Assignment
In the data below, find each line containing the string "example" and return it.

Recorded data
#####
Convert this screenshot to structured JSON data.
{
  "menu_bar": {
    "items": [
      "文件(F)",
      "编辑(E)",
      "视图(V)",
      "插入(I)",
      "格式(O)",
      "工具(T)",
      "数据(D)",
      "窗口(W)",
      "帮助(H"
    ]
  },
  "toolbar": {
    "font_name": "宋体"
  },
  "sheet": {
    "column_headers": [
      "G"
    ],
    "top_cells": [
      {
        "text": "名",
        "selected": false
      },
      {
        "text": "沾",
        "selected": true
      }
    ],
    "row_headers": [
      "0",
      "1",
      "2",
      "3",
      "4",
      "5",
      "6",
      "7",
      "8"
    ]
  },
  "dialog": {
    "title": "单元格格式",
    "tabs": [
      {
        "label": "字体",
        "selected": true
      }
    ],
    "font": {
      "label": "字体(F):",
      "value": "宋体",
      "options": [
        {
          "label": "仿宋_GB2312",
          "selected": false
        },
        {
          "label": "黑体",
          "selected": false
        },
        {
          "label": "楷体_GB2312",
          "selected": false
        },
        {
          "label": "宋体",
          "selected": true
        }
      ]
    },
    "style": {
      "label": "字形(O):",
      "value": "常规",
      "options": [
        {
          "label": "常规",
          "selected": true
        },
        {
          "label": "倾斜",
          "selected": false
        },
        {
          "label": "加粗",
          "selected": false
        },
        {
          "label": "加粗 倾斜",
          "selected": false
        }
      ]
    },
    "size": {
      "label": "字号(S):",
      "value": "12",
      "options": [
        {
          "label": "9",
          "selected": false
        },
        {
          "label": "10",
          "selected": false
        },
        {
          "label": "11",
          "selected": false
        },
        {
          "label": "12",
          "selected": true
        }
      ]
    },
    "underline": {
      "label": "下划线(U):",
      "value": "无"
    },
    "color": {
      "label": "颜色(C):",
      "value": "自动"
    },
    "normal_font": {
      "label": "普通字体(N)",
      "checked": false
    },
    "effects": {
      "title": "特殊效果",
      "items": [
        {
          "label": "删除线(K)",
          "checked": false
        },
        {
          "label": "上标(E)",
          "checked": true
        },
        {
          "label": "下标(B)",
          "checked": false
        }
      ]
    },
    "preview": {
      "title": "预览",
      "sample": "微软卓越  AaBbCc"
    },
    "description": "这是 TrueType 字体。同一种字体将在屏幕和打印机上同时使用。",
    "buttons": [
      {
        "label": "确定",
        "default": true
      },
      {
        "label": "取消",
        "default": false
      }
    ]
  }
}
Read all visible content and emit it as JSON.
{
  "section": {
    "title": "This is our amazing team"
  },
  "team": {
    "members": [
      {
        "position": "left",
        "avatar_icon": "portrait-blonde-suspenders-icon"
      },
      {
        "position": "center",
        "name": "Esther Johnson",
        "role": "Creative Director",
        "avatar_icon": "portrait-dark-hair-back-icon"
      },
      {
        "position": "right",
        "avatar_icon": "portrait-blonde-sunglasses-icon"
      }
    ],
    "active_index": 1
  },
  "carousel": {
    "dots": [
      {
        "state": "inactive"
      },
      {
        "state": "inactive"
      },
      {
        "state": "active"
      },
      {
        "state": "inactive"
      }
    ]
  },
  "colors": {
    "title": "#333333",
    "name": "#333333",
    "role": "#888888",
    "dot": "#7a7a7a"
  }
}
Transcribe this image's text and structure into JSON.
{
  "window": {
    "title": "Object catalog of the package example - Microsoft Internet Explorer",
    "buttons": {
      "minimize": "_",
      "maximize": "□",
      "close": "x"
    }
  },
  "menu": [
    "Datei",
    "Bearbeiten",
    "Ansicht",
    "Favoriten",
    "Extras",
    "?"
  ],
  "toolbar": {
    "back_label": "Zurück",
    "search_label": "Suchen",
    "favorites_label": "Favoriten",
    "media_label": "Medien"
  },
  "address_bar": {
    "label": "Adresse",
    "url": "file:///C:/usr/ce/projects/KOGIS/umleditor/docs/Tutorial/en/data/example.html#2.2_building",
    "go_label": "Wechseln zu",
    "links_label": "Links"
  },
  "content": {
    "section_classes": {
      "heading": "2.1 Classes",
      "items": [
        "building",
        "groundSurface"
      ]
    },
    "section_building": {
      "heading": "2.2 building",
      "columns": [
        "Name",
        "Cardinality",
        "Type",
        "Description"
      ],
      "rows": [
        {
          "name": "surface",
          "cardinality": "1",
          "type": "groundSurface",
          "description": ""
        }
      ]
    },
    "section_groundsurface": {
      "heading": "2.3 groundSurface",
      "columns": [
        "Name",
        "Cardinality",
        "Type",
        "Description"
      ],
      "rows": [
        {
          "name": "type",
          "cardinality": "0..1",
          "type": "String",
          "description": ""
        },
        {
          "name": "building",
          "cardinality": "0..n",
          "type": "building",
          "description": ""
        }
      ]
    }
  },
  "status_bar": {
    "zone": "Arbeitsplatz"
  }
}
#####
Result of the exercise
    "title": "Object catalog of the package example - Microsoft Internet Explorer",
    "url": "file:///C:/usr/ce/projects/KOGIS/umleditor/docs/Tutorial/en/data/example.html#2.2_building",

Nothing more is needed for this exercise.